Henry Wingrave is one of the many tortured souls in Netflix’s The Haunting of Bly Manor. Played by Henry Thomas (who fans saw as the dad in The Haunting of Hill House), Henry struggles with alcoholism and is tormented by the death of his brother and sister-in-law.
The English Lord is also tormented by a sinister dopplegänger, but it’s not the same kind of ghost trapped at Bly Manor.
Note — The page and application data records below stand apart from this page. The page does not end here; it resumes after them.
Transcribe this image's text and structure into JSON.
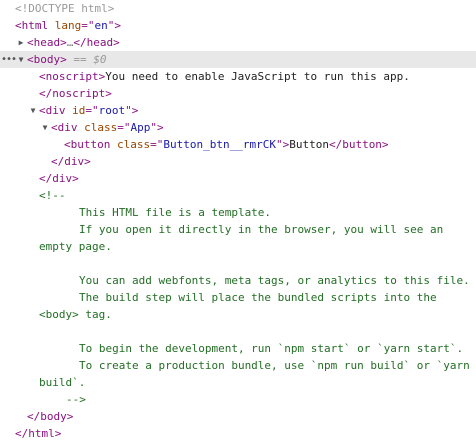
{
  "doctype": "<!DOCTYPE html>",
  "html_open": {
    "tag": "<html",
    "attr": "lang",
    "eq": "=\"",
    "val": "en",
    "close": "\">"
  },
  "head_collapsed": {
    "open": "<head>",
    "ellipsis": "…",
    "close": "</head>"
  },
  "body_open": {
    "tag": "<body>",
    "marker": "== $0"
  },
  "noscript": {
    "open": "<noscript>",
    "text": "You need to enable JavaScript to run this app.",
    "close": "</noscript>"
  },
  "div_root": {
    "tag": "<div",
    "attr": "id",
    "val": "root",
    "close": ">"
  },
  "div_app": {
    "tag": "<div",
    "attr": "class",
    "val": "App",
    "close": ">"
  },
  "button_el": {
    "tag": "<button",
    "attr": "class",
    "val": "Button_btn__rmrCK",
    "text": "Button",
    "close": "</button>"
  },
  "div_close_1": "</div>",
  "div_close_2": "</div>",
  "comment_open": "<!--",
  "comment_lines": [
    "This HTML file is a template.",
    "If you open it directly in the browser, you will see an",
    "empty page.",
    "You can add webfonts, meta tags, or analytics to this file.",
    "The build step will place the bundled scripts into the",
    "<body> tag.",
    "To begin the development, run `npm start` or `yarn start`.",
    "To create a production bundle, use `npm run build` or `yarn",
    "build`."
  ],
  "comment_close": "-->",
  "body_close": "</body>",
  "html_close": "</html>",
  "icons": {
    "expanded": "expanded-triangle-icon",
    "collapsed": "collapsed-triangle-icon",
    "more": "ellipsis-icon"
  }
}
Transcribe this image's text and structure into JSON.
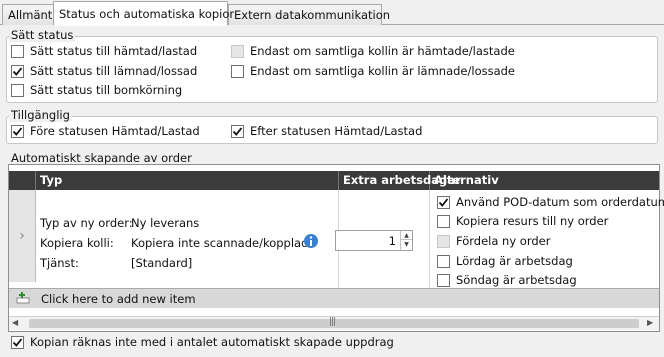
{
  "tabs": [
    {
      "label": "Allmänt"
    },
    {
      "label": "Status och automatiska kopior"
    },
    {
      "label": "Extern datakommunikation"
    }
  ],
  "satt_status": {
    "title": "Sätt status",
    "items": [
      {
        "label": "Sätt status till hämtad/lastad",
        "checked": false
      },
      {
        "label": "Sätt status till lämnad/lossad",
        "checked": true
      },
      {
        "label": "Sätt status till bomkörning",
        "checked": false
      },
      {
        "label": "Endast om samtliga kollin är hämtade/lastade",
        "checked": false
      },
      {
        "label": "Endast om samtliga kollin är lämnade/lossade",
        "checked": false
      }
    ]
  },
  "tillganglig": {
    "title": "Tillgänglig",
    "items": [
      {
        "label": "Före statusen Hämtad/Lastad",
        "checked": true
      },
      {
        "label": "Efter statusen Hämtad/Lastad",
        "checked": true
      }
    ]
  },
  "auto_order": {
    "title": "Automatiskt skapande av order",
    "columns": [
      "Typ",
      "Extra arbetsdagar",
      "Alternativ"
    ],
    "row": {
      "typ_label": "Typ av ny order:",
      "typ_value": "Ny leverans",
      "kolli_label": "Kopiera kolli:",
      "kolli_value": "Kopiera inte scannade/kopplade",
      "tjanst_label": "Tjänst:",
      "tjanst_value": "[Standard]",
      "extra_days": "1",
      "alternativ": [
        {
          "label": "Använd POD-datum som orderdatum",
          "checked": true
        },
        {
          "label": "Kopiera resurs till ny order",
          "checked": false
        },
        {
          "label": "Fördela ny order",
          "checked": false
        },
        {
          "label": "Lördag är arbetsdag",
          "checked": false
        },
        {
          "label": "Söndag är arbetsdag",
          "checked": false
        }
      ]
    },
    "new_item_text": "Click here to add new item"
  },
  "footer_checkbox": {
    "label": "Kopian räknas inte med i antalet automatiskt skapade uppdrag",
    "checked": true
  }
}
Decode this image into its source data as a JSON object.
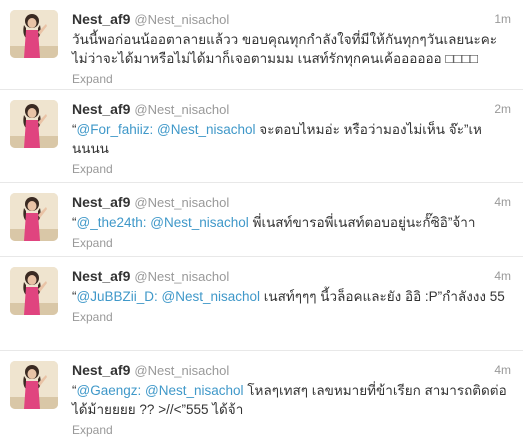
{
  "tweets": [
    {
      "fullname": "Nest_af9",
      "username": "@Nest_nisachol",
      "time": "1m",
      "quote_open": "",
      "mentions": [],
      "body": "วันนี้พอก่อนน้ออตาลายแล้วว ขอบคุณทุกกำลังใจที่มีให้กันทุกๆวันเลยนะคะ ไม่ว่าจะได้มาหรือไม่ได้มาก็เจอตามมม เนสท์รักทุกคนเค้ออออออ □□□□",
      "expand": "Expand"
    },
    {
      "fullname": "Nest_af9",
      "username": "@Nest_nisachol",
      "time": "2m",
      "quote_open": "“",
      "mentions": [
        "@For_fahiiz:",
        "@Nest_nisachol"
      ],
      "body": "จะตอบไหมอ่ะ หรือว่ามองไม่เห็น จ๊ะ”เหนนนน",
      "expand": "Expand"
    },
    {
      "fullname": "Nest_af9",
      "username": "@Nest_nisachol",
      "time": "4m",
      "quote_open": "“",
      "mentions": [
        "@_the24th:",
        "@Nest_nisachol"
      ],
      "body": "พี่เนสท์ขารอพี่เนสท์ตอบอยู่นะกั๊ซิอิ”จ้าา",
      "expand": "Expand"
    },
    {
      "fullname": "Nest_af9",
      "username": "@Nest_nisachol",
      "time": "4m",
      "quote_open": "“",
      "mentions": [
        "@JuBBZii_D:",
        "@Nest_nisachol"
      ],
      "body": "เนสท์ๆๆๆ นี้วล็อคและยัง อิอิ :P”กำลังงง 55",
      "expand": "Expand"
    },
    {
      "fullname": "Nest_af9",
      "username": "@Nest_nisachol",
      "time": "4m",
      "quote_open": "“",
      "mentions": [
        "@Gaengz:",
        "@Nest_nisachol"
      ],
      "body": "โหลๆเทสๆ เลขหมายที่ข้าเรียก สามารถติดต่อได้ม้ายยยย ?? >//<”555 ได้จ้า",
      "expand": "Expand"
    }
  ]
}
In fact, the alter ego is never even seen at Bly. And while The Haunting of Bly Manor is based on the Henry James 1898 story The Turn of the Screw, Henry’s personal demon is based on another short story of James’.
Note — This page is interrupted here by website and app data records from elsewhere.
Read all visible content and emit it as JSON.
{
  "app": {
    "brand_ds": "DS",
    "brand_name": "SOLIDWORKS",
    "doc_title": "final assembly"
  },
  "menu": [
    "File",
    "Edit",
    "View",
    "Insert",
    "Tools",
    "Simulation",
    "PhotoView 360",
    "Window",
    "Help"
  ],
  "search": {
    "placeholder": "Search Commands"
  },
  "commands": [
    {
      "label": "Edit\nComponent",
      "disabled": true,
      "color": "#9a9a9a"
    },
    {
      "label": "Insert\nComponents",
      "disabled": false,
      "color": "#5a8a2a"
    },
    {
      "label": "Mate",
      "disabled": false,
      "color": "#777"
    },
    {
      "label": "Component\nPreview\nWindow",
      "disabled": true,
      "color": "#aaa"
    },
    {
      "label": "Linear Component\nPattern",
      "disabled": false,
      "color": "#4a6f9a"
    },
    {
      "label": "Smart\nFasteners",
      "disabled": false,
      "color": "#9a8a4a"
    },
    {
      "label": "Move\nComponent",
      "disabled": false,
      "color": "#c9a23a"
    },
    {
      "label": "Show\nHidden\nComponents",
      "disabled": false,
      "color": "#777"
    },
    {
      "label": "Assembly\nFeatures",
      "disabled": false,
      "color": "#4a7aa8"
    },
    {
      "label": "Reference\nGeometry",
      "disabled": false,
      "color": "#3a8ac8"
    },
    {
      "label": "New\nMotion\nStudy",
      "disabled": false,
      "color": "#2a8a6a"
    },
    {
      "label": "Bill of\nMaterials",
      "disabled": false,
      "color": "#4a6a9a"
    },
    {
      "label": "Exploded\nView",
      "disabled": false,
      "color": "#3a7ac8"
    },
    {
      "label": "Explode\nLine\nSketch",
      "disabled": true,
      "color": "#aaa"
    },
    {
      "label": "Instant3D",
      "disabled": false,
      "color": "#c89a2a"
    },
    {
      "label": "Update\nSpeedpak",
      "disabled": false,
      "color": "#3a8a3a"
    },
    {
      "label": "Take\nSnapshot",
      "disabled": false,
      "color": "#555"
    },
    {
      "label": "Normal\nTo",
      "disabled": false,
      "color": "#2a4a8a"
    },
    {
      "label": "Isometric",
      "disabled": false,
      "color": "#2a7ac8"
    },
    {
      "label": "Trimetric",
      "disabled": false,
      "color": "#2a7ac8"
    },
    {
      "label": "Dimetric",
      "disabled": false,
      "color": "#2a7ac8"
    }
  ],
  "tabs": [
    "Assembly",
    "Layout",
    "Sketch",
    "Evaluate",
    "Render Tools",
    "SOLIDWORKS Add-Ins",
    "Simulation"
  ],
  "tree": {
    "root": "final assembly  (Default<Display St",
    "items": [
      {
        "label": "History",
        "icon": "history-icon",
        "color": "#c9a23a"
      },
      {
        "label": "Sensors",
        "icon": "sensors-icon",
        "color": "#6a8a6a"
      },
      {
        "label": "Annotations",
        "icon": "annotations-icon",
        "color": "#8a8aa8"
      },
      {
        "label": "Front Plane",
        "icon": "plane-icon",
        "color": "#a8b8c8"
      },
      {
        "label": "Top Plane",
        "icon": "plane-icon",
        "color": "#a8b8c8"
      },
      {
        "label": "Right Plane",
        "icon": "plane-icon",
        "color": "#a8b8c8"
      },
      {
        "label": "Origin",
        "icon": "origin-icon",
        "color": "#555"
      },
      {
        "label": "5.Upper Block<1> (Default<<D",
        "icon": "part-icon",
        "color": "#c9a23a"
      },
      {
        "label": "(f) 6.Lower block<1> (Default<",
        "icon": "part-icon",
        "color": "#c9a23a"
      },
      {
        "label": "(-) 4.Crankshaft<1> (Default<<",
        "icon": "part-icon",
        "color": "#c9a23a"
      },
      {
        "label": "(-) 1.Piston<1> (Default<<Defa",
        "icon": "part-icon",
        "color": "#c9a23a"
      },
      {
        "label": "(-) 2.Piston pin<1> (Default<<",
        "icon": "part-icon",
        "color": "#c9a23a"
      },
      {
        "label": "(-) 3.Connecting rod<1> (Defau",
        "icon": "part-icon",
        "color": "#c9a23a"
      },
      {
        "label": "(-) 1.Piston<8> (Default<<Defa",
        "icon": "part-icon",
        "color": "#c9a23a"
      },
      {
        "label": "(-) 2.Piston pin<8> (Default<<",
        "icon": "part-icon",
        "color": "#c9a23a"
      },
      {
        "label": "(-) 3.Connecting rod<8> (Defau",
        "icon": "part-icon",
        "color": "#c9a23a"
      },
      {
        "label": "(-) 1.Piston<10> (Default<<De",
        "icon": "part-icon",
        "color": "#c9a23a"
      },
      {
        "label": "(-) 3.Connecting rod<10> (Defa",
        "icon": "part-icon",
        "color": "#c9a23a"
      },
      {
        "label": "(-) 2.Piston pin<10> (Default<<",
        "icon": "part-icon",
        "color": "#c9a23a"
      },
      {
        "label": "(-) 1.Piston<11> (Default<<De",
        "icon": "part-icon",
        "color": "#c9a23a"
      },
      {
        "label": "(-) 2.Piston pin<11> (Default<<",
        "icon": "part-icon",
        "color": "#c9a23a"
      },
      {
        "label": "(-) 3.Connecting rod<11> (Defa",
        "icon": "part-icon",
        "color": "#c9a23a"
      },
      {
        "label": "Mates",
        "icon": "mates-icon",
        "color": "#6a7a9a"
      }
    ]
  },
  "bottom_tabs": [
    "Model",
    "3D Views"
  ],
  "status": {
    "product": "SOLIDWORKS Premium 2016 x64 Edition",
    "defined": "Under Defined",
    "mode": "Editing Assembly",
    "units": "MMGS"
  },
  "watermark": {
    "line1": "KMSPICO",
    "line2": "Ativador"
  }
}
[Spoiler alert: Spoilers ahead for The Haunting of Bly Manor].
Henry Wingrave’s alter ego is inspired by another Henry James story
The story is called The Jolly Corner, which is also the title of Bly Manor Episode 6, where fans learn all about Henry’s alter ego.
Think of this spirit as similar to the Ghost of Christmas Past from A Chrismas Carol, in that it appears to torment Henry for his past choices (although, the spirits in the Charles Dickens classic aren’t nearly as cruel). In Episode 6, viewers learn that Flora and Miles Wingrave’s uncle wasn’t just grief-stricken by the sudden and tragic death of his brother and sister-in-law—he had had an affair with Charlotte Wingrave, so he was also mourning the loss of his lover.
When the alter ego first appears in Episode 6, he tortures a drunk Henry by reminding him of all the traumatic moments he recently experienced and his role in all of them. It’s through this evil twin that viewers learn Henry is actually Flora’s father, not her uncle, and that the trip that killed Dominic and Charlotte Wingrave was intended to help repair their broken marriage. This gives the much needed context behind Henry’s complete refusal to return to Bly Manor.
Henry Wingrave’s grief stops him from returning to Bly Manor
It isn’t until the last episode that Henry reaches his fill of the alter ego’s torture. It comes just after fans learn that Henry is actually the one who’s been calling Bly Manor and hanging up once someone picked up. When the phone is disconnected, this motivates Henry to drive hours to Bly to check on his family.
“I’m going to Bly,” Henry declares to his dopplegänger.
“That’s insane,” the lookalike replies. “It’s a three-hour drive and you’ve been drinking, well, for two years, really.”
Try as he might, the sinister spirit can’t convince the Lord to stay put. Henry makes it to Bly just in time to try and save Flora, who is about to be killed by the Lady in the Lake. The ghost of Viola Willoughby chokes him and he nearly dies, but Owen resuscitates him. In the end, he ends up raising Flora and Miles without interruption from his unsettling alter ego.